== What is being asked ==
Search the records below for the string "kicker" and copy each line where it turns up.

== Data to use ==
--

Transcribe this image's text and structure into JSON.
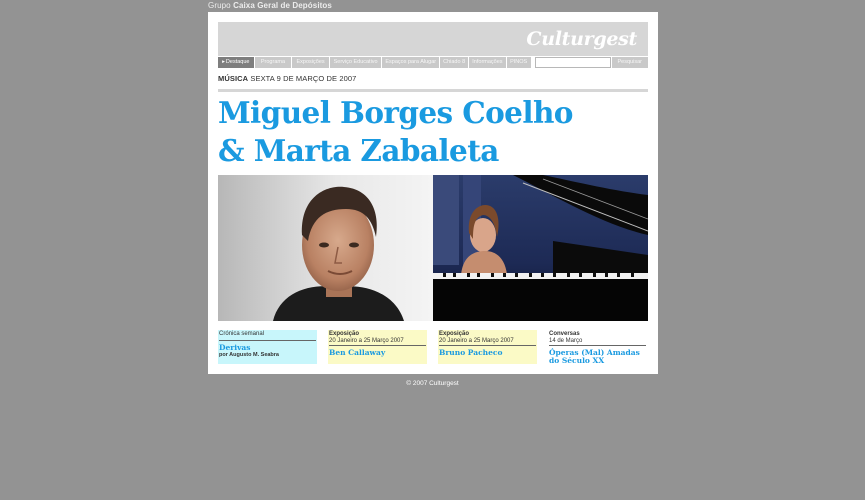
{
  "topbar": {
    "prefix": "Grupo",
    "brand": "Caixa Geral de Depósitos"
  },
  "header": {
    "logo": "Culturgest"
  },
  "nav": {
    "tabs": [
      "Destaque",
      "Programa",
      "Exposições",
      "Serviço Educativo",
      "Espaços para Alugar",
      "Chiado 8",
      "Informações",
      "PINOS"
    ],
    "search_placeholder": "",
    "search_button": "Pesquisar"
  },
  "event": {
    "category": "MÚSICA",
    "date": "SEXTA 9 DE MARÇO DE 2007",
    "title_line1": "Miguel Borges Coelho",
    "title_line2": "& Marta Zabaleta"
  },
  "cards": [
    {
      "kicker": "Crónica semanal",
      "sub": "",
      "head": "Derivas",
      "by": "por Augusto M. Seabra",
      "bg": "#c8f6fb"
    },
    {
      "kicker": "Exposição",
      "sub": "20 Janeiro a 25 Março 2007",
      "head": "Ben Callaway",
      "by": "",
      "bg": "#fbfac6"
    },
    {
      "kicker": "Exposição",
      "sub": "20 Janeiro a 25 Março 2007",
      "head": "Bruno Pacheco",
      "by": "",
      "bg": "#fbfac6"
    },
    {
      "kicker": "Conversas",
      "sub": "14 de Março",
      "head": "Óperas (Mal) Amadas do Século XX",
      "by": "",
      "bg": "#ffffff"
    }
  ],
  "footer": {
    "copyright": "© 2007 Culturgest"
  },
  "colors": {
    "background": "#939393",
    "accent": "#1a9ae0",
    "header_bg": "#d6d6d6"
  }
}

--

== Your solution ==
      "kicker": "Crónica semanal",
      "kicker": "Exposição",
      "kicker": "Exposição",
      "kicker": "Conversas",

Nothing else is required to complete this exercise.